When Pedro Pablo Oliva was announced as winner of the National Prize in Visual Arts in 2006 no one was surprised. As stated by David Mateo, this was “a prize of public consensus”. And it so because Oliva’s work is, undoubtedly, one of the greatest examples of visual arts in the Island. The far-reaching distinction did not entail the establishment – already ensured many years ago by said “public consensus” – but merely a confirmation of the substantial contribution made by this creator with his work and his preeminent place in the history of Cuban art.
Pedro Pablo Oliva’s work has been signed by the spirit of the so-called “generation of true hope”, the one that flooded the Cuban artistic field during the afflicted decade of the 1970s, mainly molded – artistically and ideologically – in the late 1960s in the classrooms and workshops of the National School of Arts of Cubanacán, first of its kind founded by the still young Cuban Revolution. Said academic training, the staff members and an improbable mixture of nostalgia and utopian projection (in addition to which a certain sense of urgency exhorted to retake and concretize the search of a national idiosyncratic expression) ended by approaching many of these artists, in their form and spirit, to the project of the first Cuban modernity. Those were years of bursting lyricism and utopian idealism disguised as realism, concretized in works that praised rural life, the anonymous faces of the people and the epic of the daily individual, symbolically validated by the revolutionary power. This imagery and its tradition were then flaunted and defended as key identifying elements in the expression of the “Cuban essential”·.
Oliva succeeds in summarizing the spiritual commotion of a convulse Cuba with images that are anagrams of daily life. His artistic proposal is born from the day-to-day, from the way in which the common man grasps the realities and circumstances that surround him. His is an anecdotic work, of local glance, and it is precisely this condition that reflects its universality. Pedro Pablo Oliva demands from the viewer the understanding of something more than the formal aspects of an image or the conceptual precepts of a creed or creative manifesto: he demands the search and understanding of a context, of a “different” scene that, in addition to being “exotic” in principle, shows unparalleled authenticity if compared with the rest of the planet, and is likewise filled with humanity.
The pieces that make up Rostros de una Isla (FACES OF AN ISLAND) correspond to the painter’s work from 2013 to date. This is a tiny selection of the Oliva’s plentiful artistic production, an artist who does not stop his creative activity one second. Despite having been diagnosed Parkinson’s disease in 2010, Pedro Pablo does not abandon his canvases or his cardboards: he is ever more obsessed by the control of the line, holding on to this act that defines him. Both sculptures and drawings exhibit the surreal of the Cuban scenario, with this artist’s paradigmatic style of sketching figures.
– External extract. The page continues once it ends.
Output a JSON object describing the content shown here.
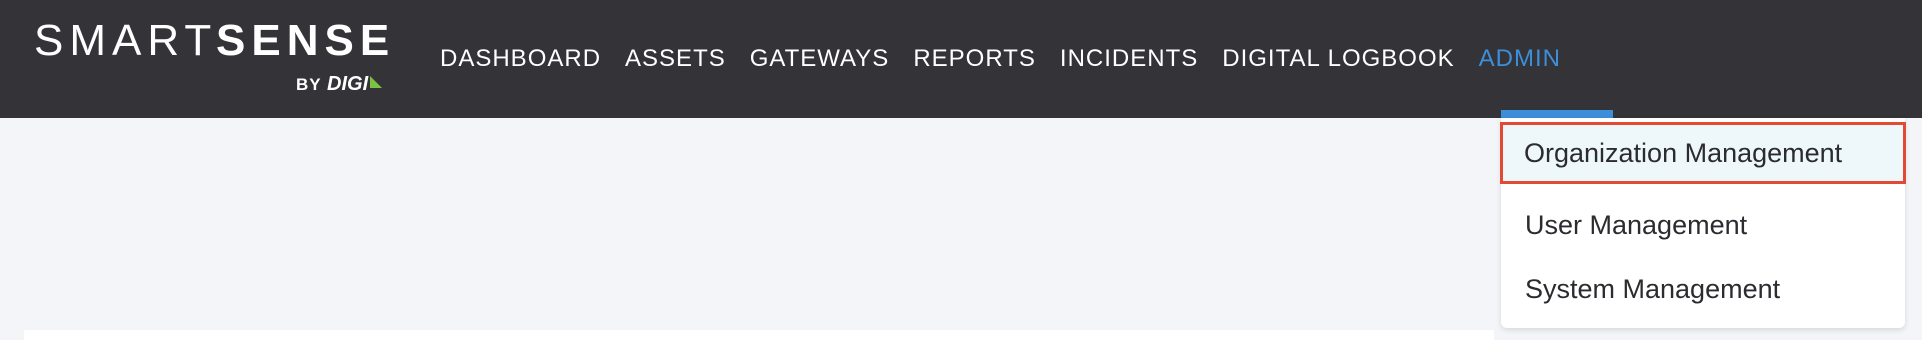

Highest distinction granted by the National Council for Visual Arts in Cuba (CNAP, the Spanish acronym) to a Cuban artist living in the island, for the work of his lifetime.